> _Problem to solve_
Skip the pictures and return every entry exactly as written.

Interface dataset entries
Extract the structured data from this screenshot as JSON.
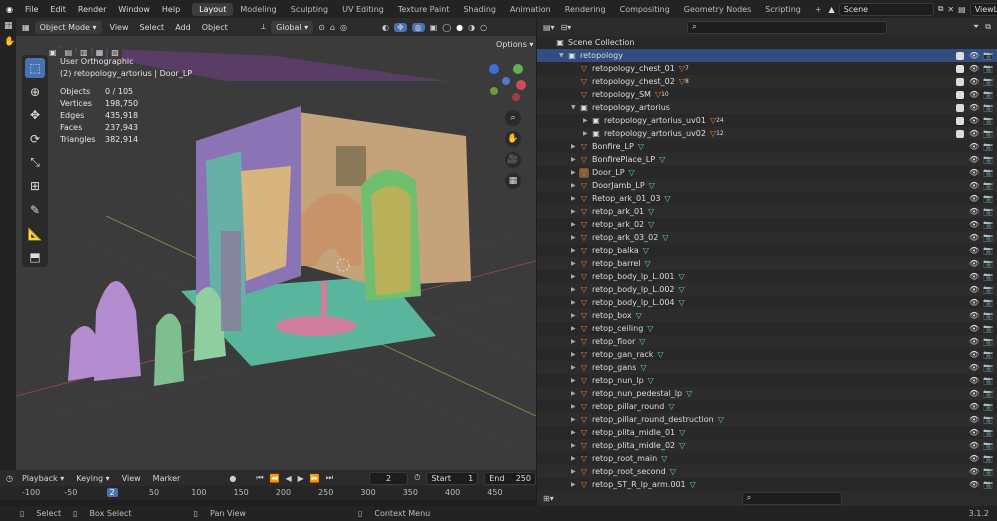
{
  "menus": [
    "File",
    "Edit",
    "Render",
    "Window",
    "Help"
  ],
  "workspaces": [
    {
      "label": "Layout",
      "active": true
    },
    {
      "label": "Modeling"
    },
    {
      "label": "Sculpting"
    },
    {
      "label": "UV Editing"
    },
    {
      "label": "Texture Paint"
    },
    {
      "label": "Shading"
    },
    {
      "label": "Animation"
    },
    {
      "label": "Rendering"
    },
    {
      "label": "Compositing"
    },
    {
      "label": "Geometry Nodes"
    },
    {
      "label": "Scripting"
    }
  ],
  "scene": "Scene",
  "viewlayer": "ViewLayer",
  "header": {
    "mode": "Object Mode",
    "view": "View",
    "select": "Select",
    "add": "Add",
    "object": "Object",
    "orientation": "Global",
    "options": "Options"
  },
  "viewport": {
    "view_name": "User Orthographic",
    "object_name": "(2) retopology_artorius | Door_LP",
    "stats": [
      {
        "k": "Objects",
        "v": "0 / 105"
      },
      {
        "k": "Vertices",
        "v": "198,750"
      },
      {
        "k": "Edges",
        "v": "435,918"
      },
      {
        "k": "Faces",
        "v": "237,943"
      },
      {
        "k": "Triangles",
        "v": "382,914"
      }
    ]
  },
  "timeline": {
    "playback": "Playback",
    "keying": "Keying",
    "view": "View",
    "marker": "Marker",
    "current": "2",
    "start_label": "Start",
    "start": "1",
    "end_label": "End",
    "end": "250",
    "ticks": [
      "-100",
      "-50",
      "2",
      "50",
      "100",
      "150",
      "200",
      "250",
      "300",
      "350",
      "400",
      "450"
    ]
  },
  "status": {
    "select": "Select",
    "box": "Box Select",
    "pan": "Pan View",
    "context": "Context Menu",
    "version": "3.1.2"
  },
  "outliner": {
    "rows": [
      {
        "label": "Scene Collection",
        "indent": 0,
        "type": "scene"
      },
      {
        "label": "retopology",
        "indent": 1,
        "type": "coll",
        "expand": "open",
        "sel": true,
        "chk": true
      },
      {
        "label": "retopology_chest_01",
        "indent": 2,
        "type": "mesh",
        "tri": "orange",
        "sub": "7",
        "chk": true
      },
      {
        "label": "retopology_chest_02",
        "indent": 2,
        "type": "mesh",
        "tri": "orange",
        "sub": "8",
        "chk": true
      },
      {
        "label": "retopology_SM",
        "indent": 2,
        "type": "mesh",
        "tri": "orange",
        "sub": "10",
        "chk": true
      },
      {
        "label": "retopology_artorius",
        "indent": 2,
        "type": "coll",
        "expand": "open",
        "chk": true
      },
      {
        "label": "retopology_artorius_uv01",
        "indent": 3,
        "type": "coll",
        "expand": "closed",
        "tri": "orange",
        "sub": "24",
        "chk": true
      },
      {
        "label": "retopology_artorius_uv02",
        "indent": 3,
        "type": "coll",
        "expand": "closed",
        "tri": "orange",
        "sub": "12",
        "chk": true
      },
      {
        "label": "Bonfire_LP",
        "indent": 2,
        "type": "mesh",
        "expand": "closed",
        "tri": "green"
      },
      {
        "label": "BonfirePlace_LP",
        "indent": 2,
        "type": "mesh",
        "expand": "closed",
        "tri": "green"
      },
      {
        "label": "Door_LP",
        "indent": 2,
        "type": "mesh",
        "expand": "closed",
        "tri": "green",
        "box": true
      },
      {
        "label": "DoorJamb_LP",
        "indent": 2,
        "type": "mesh",
        "expand": "closed",
        "tri": "green"
      },
      {
        "label": "Retop_ark_01_03",
        "indent": 2,
        "type": "mesh",
        "expand": "closed",
        "tri": "green"
      },
      {
        "label": "retop_ark_01",
        "indent": 2,
        "type": "mesh",
        "expand": "closed",
        "tri": "green"
      },
      {
        "label": "retop_ark_02",
        "indent": 2,
        "type": "mesh",
        "expand": "closed",
        "tri": "green"
      },
      {
        "label": "retop_ark_03_02",
        "indent": 2,
        "type": "mesh",
        "expand": "closed",
        "tri": "green"
      },
      {
        "label": "retop_balka",
        "indent": 2,
        "type": "mesh",
        "expand": "closed",
        "tri": "green"
      },
      {
        "label": "retop_barrel",
        "indent": 2,
        "type": "mesh",
        "expand": "closed",
        "tri": "green"
      },
      {
        "label": "retop_body_lp_L.001",
        "indent": 2,
        "type": "mesh",
        "expand": "closed",
        "tri": "green"
      },
      {
        "label": "retop_body_lp_L.002",
        "indent": 2,
        "type": "mesh",
        "expand": "closed",
        "tri": "green"
      },
      {
        "label": "retop_body_lp_L.004",
        "indent": 2,
        "type": "mesh",
        "expand": "closed",
        "tri": "green"
      },
      {
        "label": "retop_box",
        "indent": 2,
        "type": "mesh",
        "expand": "closed",
        "tri": "green"
      },
      {
        "label": "retop_ceiling",
        "indent": 2,
        "type": "mesh",
        "expand": "closed",
        "tri": "green"
      },
      {
        "label": "retop_floor",
        "indent": 2,
        "type": "mesh",
        "expand": "closed",
        "tri": "green"
      },
      {
        "label": "retop_gan_rack",
        "indent": 2,
        "type": "mesh",
        "expand": "closed",
        "tri": "green"
      },
      {
        "label": "retop_gans",
        "indent": 2,
        "type": "mesh",
        "expand": "closed",
        "tri": "green"
      },
      {
        "label": "retop_nun_lp",
        "indent": 2,
        "type": "mesh",
        "expand": "closed",
        "tri": "green"
      },
      {
        "label": "retop_nun_pedestal_lp",
        "indent": 2,
        "type": "mesh",
        "expand": "closed",
        "tri": "green"
      },
      {
        "label": "retop_pillar_round",
        "indent": 2,
        "type": "mesh",
        "expand": "closed",
        "tri": "green"
      },
      {
        "label": "retop_pillar_round_destruction",
        "indent": 2,
        "type": "mesh",
        "expand": "closed",
        "tri": "green"
      },
      {
        "label": "retop_plita_midle_01",
        "indent": 2,
        "type": "mesh",
        "expand": "closed",
        "tri": "green"
      },
      {
        "label": "retop_plita_midle_02",
        "indent": 2,
        "type": "mesh",
        "expand": "closed",
        "tri": "green"
      },
      {
        "label": "retop_root_main",
        "indent": 2,
        "type": "mesh",
        "expand": "closed",
        "tri": "green"
      },
      {
        "label": "retop_root_second",
        "indent": 2,
        "type": "mesh",
        "expand": "closed",
        "tri": "green"
      },
      {
        "label": "retop_ST_R_lp_arm.001",
        "indent": 2,
        "type": "mesh",
        "expand": "closed",
        "tri": "green"
      }
    ]
  }
}
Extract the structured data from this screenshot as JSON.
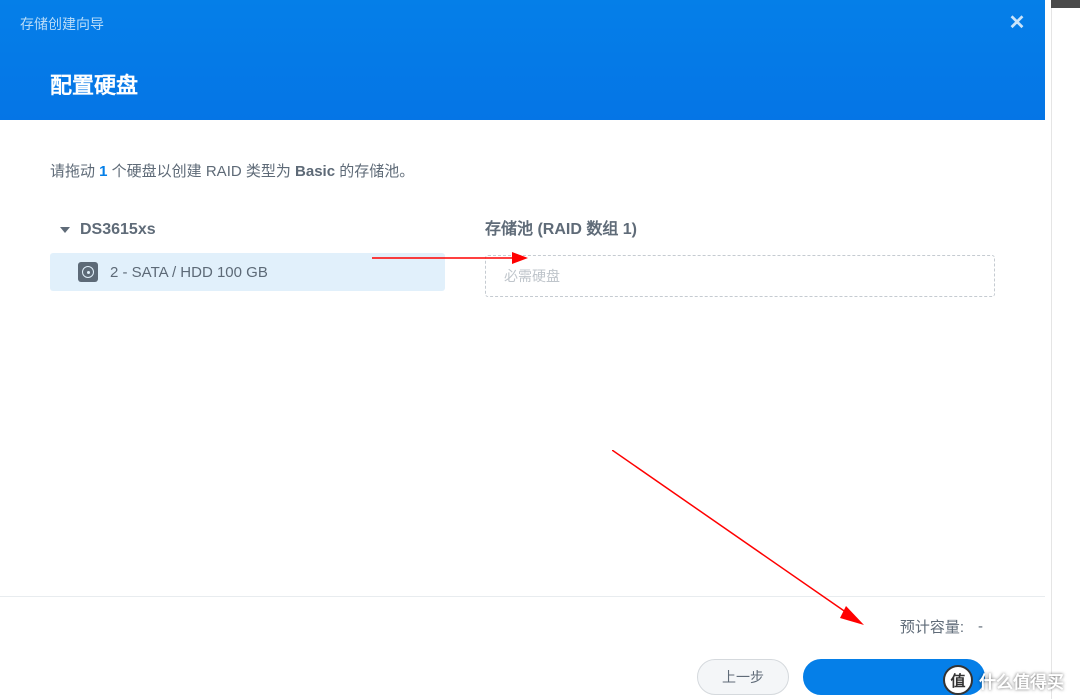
{
  "header": {
    "small_title": "存储创建向导",
    "main_title": "配置硬盘",
    "close_label": "✕"
  },
  "instruction": {
    "prefix": "请拖动 ",
    "count": "1",
    "mid": " 个硬盘以创建 RAID 类型为 ",
    "type": "Basic",
    "suffix": " 的存储池。"
  },
  "device": {
    "name": "DS3615xs",
    "disks": [
      {
        "label": "2 - SATA / HDD 100 GB"
      }
    ]
  },
  "pool": {
    "title": "存储池 (RAID 数组 1)",
    "placeholder": "必需硬盘"
  },
  "footer": {
    "capacity_label": "预计容量:",
    "capacity_value": "-",
    "prev_button": "上一步",
    "next_button": " "
  },
  "watermark": {
    "badge": "值",
    "text": "什么值得买"
  }
}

> _Task response_
Extract the structured data from this screenshot as JSON.
{
  "menus": [
    "File",
    "Edit",
    "Render",
    "Window",
    "Help"
  ],
  "workspaces": [
    {
      "label": "Layout",
      "active": true
    },
    {
      "label": "Modeling"
    },
    {
      "label": "Sculpting"
    },
    {
      "label": "UV Editing"
    },
    {
      "label": "Texture Paint"
    },
    {
      "label": "Shading"
    },
    {
      "label": "Animation"
    },
    {
      "label": "Rendering"
    },
    {
      "label": "Compositing"
    },
    {
      "label": "Geometry Nodes"
    },
    {
      "label": "Scripting"
    }
  ],
  "scene": "Scene",
  "viewlayer": "ViewLayer",
  "header": {
    "mode": "Object Mode",
    "view": "View",
    "select": "Select",
    "add": "Add",
    "object": "Object",
    "orientation": "Global",
    "options": "Options"
  },
  "viewport": {
    "view_name": "User Orthographic",
    "object_name": "(2) retopology_artorius | Door_LP",
    "stats": [
      {
        "k": "Objects",
        "v": "0 / 105"
      },
      {
        "k": "Vertices",
        "v": "198,750"
      },
      {
        "k": "Edges",
        "v": "435,918"
      },
      {
        "k": "Faces",
        "v": "237,943"
      },
      {
        "k": "Triangles",
        "v": "382,914"
      }
    ]
  },
  "timeline": {
    "playback": "Playback",
    "keying": "Keying",
    "view": "View",
    "marker": "Marker",
    "current": "2",
    "start_label": "Start",
    "start": "1",
    "end_label": "End",
    "end": "250",
    "ticks": [
      "-100",
      "-50",
      "2",
      "50",
      "100",
      "150",
      "200",
      "250",
      "300",
      "350",
      "400",
      "450"
    ]
  },
  "status": {
    "select": "Select",
    "box": "Box Select",
    "pan": "Pan View",
    "context": "Context Menu",
    "version": "3.1.2"
  },
  "outliner": {
    "rows": [
      {
        "label": "Scene Collection",
        "indent": 0,
        "type": "scene"
      },
      {
        "label": "retopology",
        "indent": 1,
        "type": "coll",
        "expand": "open",
        "sel": true,
        "chk": true
      },
      {
        "label": "retopology_chest_01",
        "indent": 2,
        "type": "mesh",
        "tri": "orange",
        "sub": "7",
        "chk": true
      },
      {
        "label": "retopology_chest_02",
        "indent": 2,
        "type": "mesh",
        "tri": "orange",
        "sub": "8",
        "chk": true
      },
      {
        "label": "retopology_SM",
        "indent": 2,
        "type": "mesh",
        "tri": "orange",
        "sub": "10",
        "chk": true
      },
      {
        "label": "retopology_artorius",
        "indent": 2,
        "type": "coll",
        "expand": "open",
        "chk": true
      },
      {
        "label": "retopology_artorius_uv01",
        "indent": 3,
        "type": "coll",
        "expand": "closed",
        "tri": "orange",
        "sub": "24",
        "chk": true
      },
      {
        "label": "retopology_artorius_uv02",
        "indent": 3,
        "type": "coll",
        "expand": "closed",
        "tri": "orange",
        "sub": "12",
        "chk": true
      },
      {
        "label": "Bonfire_LP",
        "indent": 2,
        "type": "mesh",
        "expand": "closed",
        "tri": "green"
      },
      {
        "label": "BonfirePlace_LP",
        "indent": 2,
        "type": "mesh",
        "expand": "closed",
        "tri": "green"
      },
      {
        "label": "Door_LP",
        "indent": 2,
        "type": "mesh",
        "expand": "closed",
        "tri": "green",
        "box": true
      },
      {
        "label": "DoorJamb_LP",
        "indent": 2,
        "type": "mesh",
        "expand": "closed",
        "tri": "green"
      },
      {
        "label": "Retop_ark_01_03",
        "indent": 2,
        "type": "mesh",
        "expand": "closed",
        "tri": "green"
      },
      {
        "label": "retop_ark_01",
        "indent": 2,
        "type": "mesh",
        "expand": "closed",
        "tri": "green"
      },
      {
        "label": "retop_ark_02",
        "indent": 2,
        "type": "mesh",
        "expand": "closed",
        "tri": "green"
      },
      {
        "label": "retop_ark_03_02",
        "indent": 2,
        "type": "mesh",
        "expand": "closed",
        "tri": "green"
      },
      {
        "label": "retop_balka",
        "indent": 2,
        "type": "mesh",
        "expand": "closed",
        "tri": "green"
      },
      {
        "label": "retop_barrel",
        "indent": 2,
        "type": "mesh",
        "expand": "closed",
        "tri": "green"
      },
      {
        "label": "retop_body_lp_L.001",
        "indent": 2,
        "type": "mesh",
        "expand": "closed",
        "tri": "green"
      },
      {
        "label": "retop_body_lp_L.002",
        "indent": 2,
        "type": "mesh",
        "expand": "closed",
        "tri": "green"
      },
      {
        "label": "retop_body_lp_L.004",
        "indent": 2,
        "type": "mesh",
        "expand": "closed",
        "tri": "green"
      },
      {
        "label": "retop_box",
        "indent": 2,
        "type": "mesh",
        "expand": "closed",
        "tri": "green"
      },
      {
        "label": "retop_ceiling",
        "indent": 2,
        "type": "mesh",
        "expand": "closed",
        "tri": "green"
      },
      {
        "label": "retop_floor",
        "indent": 2,
        "type": "mesh",
        "expand": "closed",
        "tri": "green"
      },
      {
        "label": "retop_gan_rack",
        "indent": 2,
        "type": "mesh",
        "expand": "closed",
        "tri": "green"
      },
      {
        "label": "retop_gans",
        "indent": 2,
        "type": "mesh",
        "expand": "closed",
        "tri": "green"
      },
      {
        "label": "retop_nun_lp",
        "indent": 2,
        "type": "mesh",
        "expand": "closed",
        "tri": "green"
      },
      {
        "label": "retop_nun_pedestal_lp",
        "indent": 2,
        "type": "mesh",
        "expand": "closed",
        "tri": "green"
      },
      {
        "label": "retop_pillar_round",
        "indent": 2,
        "type": "mesh",
        "expand": "closed",
        "tri": "green"
      },
      {
        "label": "retop_pillar_round_destruction",
        "indent": 2,
        "type": "mesh",
        "expand": "closed",
        "tri": "green"
      },
      {
        "label": "retop_plita_midle_01",
        "indent": 2,
        "type": "mesh",
        "expand": "closed",
        "tri": "green"
      },
      {
        "label": "retop_plita_midle_02",
        "indent": 2,
        "type": "mesh",
        "expand": "closed",
        "tri": "green"
      },
      {
        "label": "retop_root_main",
        "indent": 2,
        "type": "mesh",
        "expand": "closed",
        "tri": "green"
      },
      {
        "label": "retop_root_second",
        "indent": 2,
        "type": "mesh",
        "expand": "closed",
        "tri": "green"
      },
      {
        "label": "retop_ST_R_lp_arm.001",
        "indent": 2,
        "type": "mesh",
        "expand": "closed",
        "tri": "green"
      }
    ]
  }
}
Extract the structured data from this screenshot as JSON.
{
  "header": {
    "small_title": "存储创建向导",
    "main_title": "配置硬盘",
    "close_label": "✕"
  },
  "instruction": {
    "prefix": "请拖动 ",
    "count": "1",
    "mid": " 个硬盘以创建 RAID 类型为 ",
    "type": "Basic",
    "suffix": " 的存储池。"
  },
  "device": {
    "name": "DS3615xs",
    "disks": [
      {
        "label": "2 - SATA / HDD 100 GB"
      }
    ]
  },
  "pool": {
    "title": "存储池 (RAID 数组 1)",
    "placeholder": "必需硬盘"
  },
  "footer": {
    "capacity_label": "预计容量:",
    "capacity_value": "-",
    "prev_button": "上一步",
    "next_button": " "
  },
  "watermark": {
    "badge": "值",
    "text": "什么值得买"
  }
}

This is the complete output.